▶ _What to work on_
Pick out each line in these entries that contains the string "arrow".

▶ _Data to examine_
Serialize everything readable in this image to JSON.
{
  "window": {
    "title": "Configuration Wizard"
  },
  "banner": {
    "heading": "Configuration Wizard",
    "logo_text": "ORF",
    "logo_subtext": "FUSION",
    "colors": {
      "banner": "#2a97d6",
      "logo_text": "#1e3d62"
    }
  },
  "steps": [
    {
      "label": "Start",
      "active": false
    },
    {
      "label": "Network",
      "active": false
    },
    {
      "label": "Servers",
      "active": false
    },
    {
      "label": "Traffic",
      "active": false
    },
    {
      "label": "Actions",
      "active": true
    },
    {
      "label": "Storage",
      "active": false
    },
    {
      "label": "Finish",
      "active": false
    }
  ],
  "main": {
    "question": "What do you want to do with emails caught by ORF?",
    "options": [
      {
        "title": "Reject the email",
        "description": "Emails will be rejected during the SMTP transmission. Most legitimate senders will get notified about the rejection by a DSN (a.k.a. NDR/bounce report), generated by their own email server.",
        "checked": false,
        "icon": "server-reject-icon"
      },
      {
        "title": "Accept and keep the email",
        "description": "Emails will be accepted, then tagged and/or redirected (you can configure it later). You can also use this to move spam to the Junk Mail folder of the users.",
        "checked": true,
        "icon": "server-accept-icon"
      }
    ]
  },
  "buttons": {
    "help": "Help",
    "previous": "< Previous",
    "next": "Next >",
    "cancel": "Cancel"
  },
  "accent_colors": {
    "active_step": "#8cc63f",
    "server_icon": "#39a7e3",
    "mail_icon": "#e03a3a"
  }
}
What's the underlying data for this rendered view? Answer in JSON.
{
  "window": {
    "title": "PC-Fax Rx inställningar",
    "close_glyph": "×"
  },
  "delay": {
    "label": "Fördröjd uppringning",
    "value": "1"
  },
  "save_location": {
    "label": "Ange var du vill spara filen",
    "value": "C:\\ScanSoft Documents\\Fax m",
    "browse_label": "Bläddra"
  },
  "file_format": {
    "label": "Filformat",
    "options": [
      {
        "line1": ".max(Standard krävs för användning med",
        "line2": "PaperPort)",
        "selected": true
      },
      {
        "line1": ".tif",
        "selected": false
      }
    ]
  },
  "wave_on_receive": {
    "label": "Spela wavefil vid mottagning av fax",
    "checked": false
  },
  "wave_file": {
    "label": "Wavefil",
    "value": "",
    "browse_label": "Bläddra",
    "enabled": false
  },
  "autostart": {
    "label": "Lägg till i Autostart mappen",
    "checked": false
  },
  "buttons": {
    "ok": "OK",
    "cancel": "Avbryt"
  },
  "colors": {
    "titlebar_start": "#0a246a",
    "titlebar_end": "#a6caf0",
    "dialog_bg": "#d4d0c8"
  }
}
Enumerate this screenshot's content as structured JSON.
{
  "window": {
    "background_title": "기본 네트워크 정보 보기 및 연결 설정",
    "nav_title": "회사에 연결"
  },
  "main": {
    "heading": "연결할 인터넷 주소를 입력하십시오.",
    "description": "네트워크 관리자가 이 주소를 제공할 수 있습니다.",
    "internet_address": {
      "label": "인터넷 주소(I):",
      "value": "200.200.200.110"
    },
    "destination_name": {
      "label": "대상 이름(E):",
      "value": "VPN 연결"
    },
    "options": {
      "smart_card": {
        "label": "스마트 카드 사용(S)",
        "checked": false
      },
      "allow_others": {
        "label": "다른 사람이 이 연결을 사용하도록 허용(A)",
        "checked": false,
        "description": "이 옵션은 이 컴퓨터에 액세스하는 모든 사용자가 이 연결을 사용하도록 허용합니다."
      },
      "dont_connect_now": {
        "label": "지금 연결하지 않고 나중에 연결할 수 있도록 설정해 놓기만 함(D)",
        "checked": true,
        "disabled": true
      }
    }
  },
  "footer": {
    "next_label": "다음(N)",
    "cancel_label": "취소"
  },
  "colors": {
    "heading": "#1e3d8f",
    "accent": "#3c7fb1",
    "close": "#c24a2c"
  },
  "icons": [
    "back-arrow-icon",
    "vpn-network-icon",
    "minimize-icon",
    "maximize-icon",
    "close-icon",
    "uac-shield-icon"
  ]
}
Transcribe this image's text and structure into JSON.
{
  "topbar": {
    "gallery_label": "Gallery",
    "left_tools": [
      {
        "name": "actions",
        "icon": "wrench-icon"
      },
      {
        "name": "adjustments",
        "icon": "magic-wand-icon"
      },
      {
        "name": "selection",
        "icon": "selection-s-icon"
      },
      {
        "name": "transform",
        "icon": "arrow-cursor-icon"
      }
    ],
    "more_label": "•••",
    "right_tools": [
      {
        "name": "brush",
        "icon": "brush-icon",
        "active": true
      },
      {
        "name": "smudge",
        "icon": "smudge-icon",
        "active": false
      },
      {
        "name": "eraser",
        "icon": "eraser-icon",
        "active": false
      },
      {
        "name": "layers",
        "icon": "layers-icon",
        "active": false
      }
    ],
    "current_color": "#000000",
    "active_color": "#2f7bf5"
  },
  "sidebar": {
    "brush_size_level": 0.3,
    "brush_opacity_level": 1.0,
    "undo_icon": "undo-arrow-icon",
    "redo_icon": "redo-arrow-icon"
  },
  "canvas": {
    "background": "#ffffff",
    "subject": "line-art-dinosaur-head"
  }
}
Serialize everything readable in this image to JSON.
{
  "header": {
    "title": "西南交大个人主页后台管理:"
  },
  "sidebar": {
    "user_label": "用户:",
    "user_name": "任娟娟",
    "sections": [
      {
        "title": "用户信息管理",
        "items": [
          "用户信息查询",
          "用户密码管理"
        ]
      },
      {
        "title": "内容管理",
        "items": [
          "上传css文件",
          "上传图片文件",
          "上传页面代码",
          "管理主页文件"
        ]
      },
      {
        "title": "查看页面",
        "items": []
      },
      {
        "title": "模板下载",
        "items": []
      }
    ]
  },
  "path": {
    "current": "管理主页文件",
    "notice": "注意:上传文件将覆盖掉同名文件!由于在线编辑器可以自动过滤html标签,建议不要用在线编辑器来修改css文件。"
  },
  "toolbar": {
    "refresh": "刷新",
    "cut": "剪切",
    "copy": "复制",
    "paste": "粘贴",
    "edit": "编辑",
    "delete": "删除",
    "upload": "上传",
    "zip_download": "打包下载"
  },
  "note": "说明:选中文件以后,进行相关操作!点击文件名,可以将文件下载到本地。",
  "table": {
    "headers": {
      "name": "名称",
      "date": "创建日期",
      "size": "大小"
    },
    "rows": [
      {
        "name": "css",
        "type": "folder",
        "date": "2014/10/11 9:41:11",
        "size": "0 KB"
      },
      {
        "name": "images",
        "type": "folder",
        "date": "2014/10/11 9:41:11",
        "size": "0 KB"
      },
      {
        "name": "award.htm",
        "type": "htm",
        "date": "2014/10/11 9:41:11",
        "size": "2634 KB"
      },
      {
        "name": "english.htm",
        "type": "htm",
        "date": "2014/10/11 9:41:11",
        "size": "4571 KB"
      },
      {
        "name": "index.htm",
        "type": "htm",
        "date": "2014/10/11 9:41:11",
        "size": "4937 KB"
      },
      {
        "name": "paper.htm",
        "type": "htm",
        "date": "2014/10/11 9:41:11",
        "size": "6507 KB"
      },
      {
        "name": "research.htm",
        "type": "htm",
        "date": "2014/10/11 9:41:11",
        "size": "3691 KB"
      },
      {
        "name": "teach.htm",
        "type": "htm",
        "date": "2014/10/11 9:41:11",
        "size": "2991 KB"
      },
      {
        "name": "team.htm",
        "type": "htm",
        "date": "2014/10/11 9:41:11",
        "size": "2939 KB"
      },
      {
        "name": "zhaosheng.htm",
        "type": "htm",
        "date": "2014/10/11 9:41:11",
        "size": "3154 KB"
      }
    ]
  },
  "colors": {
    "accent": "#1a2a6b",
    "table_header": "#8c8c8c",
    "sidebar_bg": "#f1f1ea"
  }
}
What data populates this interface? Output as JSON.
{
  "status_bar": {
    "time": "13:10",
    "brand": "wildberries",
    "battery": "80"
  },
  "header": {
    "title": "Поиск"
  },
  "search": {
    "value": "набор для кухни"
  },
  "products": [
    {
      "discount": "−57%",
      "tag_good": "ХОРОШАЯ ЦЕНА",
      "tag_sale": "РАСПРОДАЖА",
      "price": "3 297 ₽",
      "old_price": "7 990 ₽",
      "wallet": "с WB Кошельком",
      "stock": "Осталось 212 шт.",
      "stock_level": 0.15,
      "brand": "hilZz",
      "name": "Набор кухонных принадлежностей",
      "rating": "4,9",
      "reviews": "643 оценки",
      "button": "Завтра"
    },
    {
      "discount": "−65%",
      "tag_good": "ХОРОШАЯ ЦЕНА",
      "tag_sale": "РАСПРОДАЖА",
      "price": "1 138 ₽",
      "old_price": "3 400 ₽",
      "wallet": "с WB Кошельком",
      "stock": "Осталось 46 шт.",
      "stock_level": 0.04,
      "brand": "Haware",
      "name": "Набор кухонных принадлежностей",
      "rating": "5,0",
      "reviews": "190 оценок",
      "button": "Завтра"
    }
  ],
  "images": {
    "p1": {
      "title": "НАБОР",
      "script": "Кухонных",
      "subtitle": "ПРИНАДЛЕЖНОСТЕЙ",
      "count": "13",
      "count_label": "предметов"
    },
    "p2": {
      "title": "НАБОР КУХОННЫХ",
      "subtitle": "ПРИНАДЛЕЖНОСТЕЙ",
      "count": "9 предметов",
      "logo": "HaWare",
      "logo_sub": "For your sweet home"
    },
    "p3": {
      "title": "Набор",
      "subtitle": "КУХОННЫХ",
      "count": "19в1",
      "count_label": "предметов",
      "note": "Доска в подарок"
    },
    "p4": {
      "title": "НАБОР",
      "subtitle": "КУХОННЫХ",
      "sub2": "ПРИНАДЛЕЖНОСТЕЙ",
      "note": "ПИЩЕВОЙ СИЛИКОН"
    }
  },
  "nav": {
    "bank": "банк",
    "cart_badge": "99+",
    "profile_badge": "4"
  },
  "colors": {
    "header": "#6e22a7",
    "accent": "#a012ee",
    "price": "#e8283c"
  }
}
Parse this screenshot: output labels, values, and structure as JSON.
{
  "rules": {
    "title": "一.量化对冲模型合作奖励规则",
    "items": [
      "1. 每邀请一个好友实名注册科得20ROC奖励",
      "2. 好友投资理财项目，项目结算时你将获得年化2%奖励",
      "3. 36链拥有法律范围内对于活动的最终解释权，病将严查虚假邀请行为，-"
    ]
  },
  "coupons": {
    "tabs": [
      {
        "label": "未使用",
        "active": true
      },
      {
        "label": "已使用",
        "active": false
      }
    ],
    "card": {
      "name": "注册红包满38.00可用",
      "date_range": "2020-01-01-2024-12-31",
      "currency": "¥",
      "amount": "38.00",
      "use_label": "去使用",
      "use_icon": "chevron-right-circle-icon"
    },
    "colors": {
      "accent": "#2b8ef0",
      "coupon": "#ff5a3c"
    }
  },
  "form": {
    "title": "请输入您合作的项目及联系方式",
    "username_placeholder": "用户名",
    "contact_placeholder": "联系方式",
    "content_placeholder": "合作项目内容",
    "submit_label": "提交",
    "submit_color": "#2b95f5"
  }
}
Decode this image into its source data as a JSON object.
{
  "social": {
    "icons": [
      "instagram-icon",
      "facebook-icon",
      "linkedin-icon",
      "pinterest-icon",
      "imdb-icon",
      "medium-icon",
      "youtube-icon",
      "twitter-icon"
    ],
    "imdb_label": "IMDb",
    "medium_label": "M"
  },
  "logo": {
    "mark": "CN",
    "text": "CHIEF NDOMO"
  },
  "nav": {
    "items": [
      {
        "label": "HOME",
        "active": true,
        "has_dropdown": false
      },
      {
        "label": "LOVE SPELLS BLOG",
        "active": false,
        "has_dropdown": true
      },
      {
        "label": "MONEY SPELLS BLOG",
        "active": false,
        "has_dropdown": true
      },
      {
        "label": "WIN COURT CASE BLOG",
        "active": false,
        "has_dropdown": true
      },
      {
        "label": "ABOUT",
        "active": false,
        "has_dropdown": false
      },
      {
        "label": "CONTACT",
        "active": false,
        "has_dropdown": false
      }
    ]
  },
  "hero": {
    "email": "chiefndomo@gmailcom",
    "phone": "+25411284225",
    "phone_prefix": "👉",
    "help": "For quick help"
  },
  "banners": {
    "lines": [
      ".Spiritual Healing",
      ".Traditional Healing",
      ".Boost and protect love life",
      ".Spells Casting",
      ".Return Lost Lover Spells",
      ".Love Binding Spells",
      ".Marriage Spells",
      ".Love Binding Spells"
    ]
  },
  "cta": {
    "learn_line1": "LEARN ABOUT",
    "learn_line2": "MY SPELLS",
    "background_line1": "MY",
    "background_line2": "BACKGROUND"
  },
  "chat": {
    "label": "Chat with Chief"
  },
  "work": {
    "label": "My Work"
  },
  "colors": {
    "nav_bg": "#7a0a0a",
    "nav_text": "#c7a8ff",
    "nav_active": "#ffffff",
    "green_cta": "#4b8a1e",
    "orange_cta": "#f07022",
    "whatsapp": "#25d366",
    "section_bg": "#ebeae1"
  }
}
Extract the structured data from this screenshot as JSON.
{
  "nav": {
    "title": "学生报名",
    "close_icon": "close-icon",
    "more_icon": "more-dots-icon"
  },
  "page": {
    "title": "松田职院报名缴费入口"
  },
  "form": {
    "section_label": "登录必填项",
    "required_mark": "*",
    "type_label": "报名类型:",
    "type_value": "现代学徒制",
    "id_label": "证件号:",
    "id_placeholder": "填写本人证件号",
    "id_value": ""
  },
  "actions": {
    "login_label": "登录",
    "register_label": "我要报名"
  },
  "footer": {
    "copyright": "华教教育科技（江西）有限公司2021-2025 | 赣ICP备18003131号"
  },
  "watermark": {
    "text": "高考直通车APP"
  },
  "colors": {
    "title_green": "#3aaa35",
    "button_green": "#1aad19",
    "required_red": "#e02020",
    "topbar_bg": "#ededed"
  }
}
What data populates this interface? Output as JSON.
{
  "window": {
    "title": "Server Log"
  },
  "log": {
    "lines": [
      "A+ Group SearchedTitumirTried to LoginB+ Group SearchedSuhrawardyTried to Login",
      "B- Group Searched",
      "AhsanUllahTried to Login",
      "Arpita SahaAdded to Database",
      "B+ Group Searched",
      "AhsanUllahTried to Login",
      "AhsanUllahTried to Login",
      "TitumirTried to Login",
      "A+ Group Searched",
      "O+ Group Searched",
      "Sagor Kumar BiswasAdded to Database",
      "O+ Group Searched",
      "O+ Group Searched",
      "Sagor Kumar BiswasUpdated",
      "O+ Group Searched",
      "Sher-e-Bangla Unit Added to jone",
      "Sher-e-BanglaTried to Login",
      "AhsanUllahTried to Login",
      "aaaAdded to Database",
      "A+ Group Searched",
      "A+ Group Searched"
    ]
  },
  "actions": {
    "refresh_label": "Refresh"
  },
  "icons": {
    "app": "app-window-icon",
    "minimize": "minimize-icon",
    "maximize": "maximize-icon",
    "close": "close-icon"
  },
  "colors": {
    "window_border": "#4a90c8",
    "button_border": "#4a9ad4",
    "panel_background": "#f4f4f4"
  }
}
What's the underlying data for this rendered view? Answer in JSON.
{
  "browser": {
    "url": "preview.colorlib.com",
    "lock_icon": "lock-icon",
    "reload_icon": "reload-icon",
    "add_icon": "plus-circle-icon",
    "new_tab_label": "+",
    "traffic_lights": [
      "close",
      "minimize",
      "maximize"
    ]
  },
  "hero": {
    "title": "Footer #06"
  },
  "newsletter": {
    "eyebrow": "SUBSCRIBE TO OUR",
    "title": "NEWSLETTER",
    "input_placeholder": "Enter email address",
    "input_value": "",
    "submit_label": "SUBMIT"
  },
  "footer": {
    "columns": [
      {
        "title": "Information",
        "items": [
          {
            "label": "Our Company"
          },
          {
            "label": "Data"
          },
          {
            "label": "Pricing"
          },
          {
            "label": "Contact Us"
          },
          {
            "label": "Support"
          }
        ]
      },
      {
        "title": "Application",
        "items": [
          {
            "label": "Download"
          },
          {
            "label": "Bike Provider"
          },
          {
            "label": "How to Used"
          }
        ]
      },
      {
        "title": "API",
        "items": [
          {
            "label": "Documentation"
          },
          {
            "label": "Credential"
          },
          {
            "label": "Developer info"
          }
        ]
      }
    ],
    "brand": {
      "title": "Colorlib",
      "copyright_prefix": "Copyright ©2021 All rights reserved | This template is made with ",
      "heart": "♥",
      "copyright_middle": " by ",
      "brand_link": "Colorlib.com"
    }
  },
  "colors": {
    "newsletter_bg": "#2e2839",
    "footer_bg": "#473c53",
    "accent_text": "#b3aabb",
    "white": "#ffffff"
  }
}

▶ _Reply_
    "back-arrow-icon",
        "icon": "arrow-cursor-icon"
    "undo_icon": "undo-arrow-icon",
    "redo_icon": "redo-arrow-icon"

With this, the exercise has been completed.